An attempt on Thursday, Dec. 12, to push a standalone bill through the House of Representatives "ran aground without reaching the floor when key Democrats balked," the McClatchy News Service said. Meanwhile, a bid to have the Senate consider the measure was blocked when Sen. Pat Roberts, R-Kan., objected to a request by Sen. Mary Landrieu, D-La., to bring legislation to the floor by unanimous consent, Houma Today, a Louisiana newspaper, said.
The Senate remains in session this week but isn't expected to discuss the bill again. As for the House, Rep. Bill Cassidy, R-La., said the measure he had pushed won't come to a vote before Christmas as he hoped, but he declared the issue "remains one of my top priorities and I will continue to work with both sides of the aisle to make sure we help those impacted."

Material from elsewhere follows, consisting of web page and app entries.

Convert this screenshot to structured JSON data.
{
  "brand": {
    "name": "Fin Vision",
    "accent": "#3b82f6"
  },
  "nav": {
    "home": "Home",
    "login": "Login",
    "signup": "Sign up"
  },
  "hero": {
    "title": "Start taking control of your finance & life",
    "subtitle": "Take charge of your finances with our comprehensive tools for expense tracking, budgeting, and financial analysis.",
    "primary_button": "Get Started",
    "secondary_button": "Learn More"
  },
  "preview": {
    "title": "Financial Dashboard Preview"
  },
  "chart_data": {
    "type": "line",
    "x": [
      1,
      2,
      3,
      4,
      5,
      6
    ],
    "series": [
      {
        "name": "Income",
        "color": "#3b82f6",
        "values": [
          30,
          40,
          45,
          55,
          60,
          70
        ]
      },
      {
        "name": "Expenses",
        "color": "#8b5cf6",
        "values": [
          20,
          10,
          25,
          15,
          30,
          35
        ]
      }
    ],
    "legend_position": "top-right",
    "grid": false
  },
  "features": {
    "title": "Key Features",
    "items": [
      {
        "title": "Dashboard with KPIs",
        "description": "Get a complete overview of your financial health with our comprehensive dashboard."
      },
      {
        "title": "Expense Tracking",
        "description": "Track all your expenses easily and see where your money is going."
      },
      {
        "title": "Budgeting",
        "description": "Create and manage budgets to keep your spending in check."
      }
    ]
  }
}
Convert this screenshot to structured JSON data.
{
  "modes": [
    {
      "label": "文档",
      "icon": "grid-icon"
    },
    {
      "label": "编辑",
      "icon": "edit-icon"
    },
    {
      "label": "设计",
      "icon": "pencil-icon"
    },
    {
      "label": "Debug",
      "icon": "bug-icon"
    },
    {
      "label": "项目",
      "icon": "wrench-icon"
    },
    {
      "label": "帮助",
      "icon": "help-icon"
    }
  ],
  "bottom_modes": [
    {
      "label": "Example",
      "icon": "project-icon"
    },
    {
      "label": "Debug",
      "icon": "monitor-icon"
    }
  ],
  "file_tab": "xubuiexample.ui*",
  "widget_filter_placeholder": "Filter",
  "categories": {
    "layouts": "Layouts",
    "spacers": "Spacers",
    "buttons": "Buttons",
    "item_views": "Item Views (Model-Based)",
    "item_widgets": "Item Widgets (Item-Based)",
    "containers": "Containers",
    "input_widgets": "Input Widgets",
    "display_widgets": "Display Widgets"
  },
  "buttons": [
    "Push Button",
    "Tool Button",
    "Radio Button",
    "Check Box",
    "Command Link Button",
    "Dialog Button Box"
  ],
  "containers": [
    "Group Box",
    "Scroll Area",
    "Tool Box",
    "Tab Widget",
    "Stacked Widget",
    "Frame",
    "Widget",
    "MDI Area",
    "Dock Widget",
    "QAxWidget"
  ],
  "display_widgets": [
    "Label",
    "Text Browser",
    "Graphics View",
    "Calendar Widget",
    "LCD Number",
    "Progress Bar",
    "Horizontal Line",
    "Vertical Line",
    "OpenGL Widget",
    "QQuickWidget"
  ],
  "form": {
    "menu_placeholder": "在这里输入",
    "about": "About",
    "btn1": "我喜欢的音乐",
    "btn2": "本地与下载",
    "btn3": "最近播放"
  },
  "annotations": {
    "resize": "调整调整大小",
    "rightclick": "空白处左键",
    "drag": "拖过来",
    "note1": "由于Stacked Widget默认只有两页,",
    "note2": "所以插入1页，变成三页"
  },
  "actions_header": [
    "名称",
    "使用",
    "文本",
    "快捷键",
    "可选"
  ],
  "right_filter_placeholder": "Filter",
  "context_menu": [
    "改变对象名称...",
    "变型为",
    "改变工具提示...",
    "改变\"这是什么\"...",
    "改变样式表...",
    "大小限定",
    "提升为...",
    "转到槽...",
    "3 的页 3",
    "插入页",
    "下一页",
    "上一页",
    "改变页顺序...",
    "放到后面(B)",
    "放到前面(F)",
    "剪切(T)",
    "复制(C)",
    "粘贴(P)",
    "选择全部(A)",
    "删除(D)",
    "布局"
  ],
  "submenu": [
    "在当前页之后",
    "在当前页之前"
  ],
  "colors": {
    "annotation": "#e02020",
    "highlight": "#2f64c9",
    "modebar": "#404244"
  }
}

The fight concerns the Biggert-Waters Act, legislation passed last year that reauthorized the National Flood Insurance Program (NFIP) and also attempted to put the loss-ridden, loophole-ridden program on sounder financial footing. The bill passed overwhelmingly, but even the legislators who gave Biggert-Waters its name started to protest the measure when it became clear that homeowners in flood-prone areas could see their flood insurance rates skyrocket as a result of the new legislation. Rate hikes too effect for certain properties last Oct. 1, while they won't go into effect for other types of homes until Oct. 1, 2014. Some critics have said the act would make it practically impossible to buy or sell a home in certain flood zones.
Legislation introduced in both chambers sought to delay most flood insurance increases for four years; compel the Federal Emergency Management Agency to complete an affordability study mandated by Biggert-Waters; address issues found within the study; and allow Congress time to review those findings and revisions.
It's no coincidence that Louisiana's Congressional delegation has been among the most active in this effort, given how much of the state lies in flood zones. Florida is similarly affected; the Sarasota Herald-Tribune notes that about 40% of all homes in the flood insurance program are in Florida; about 30,000 policies are in Sarasota and Manatee counties alone.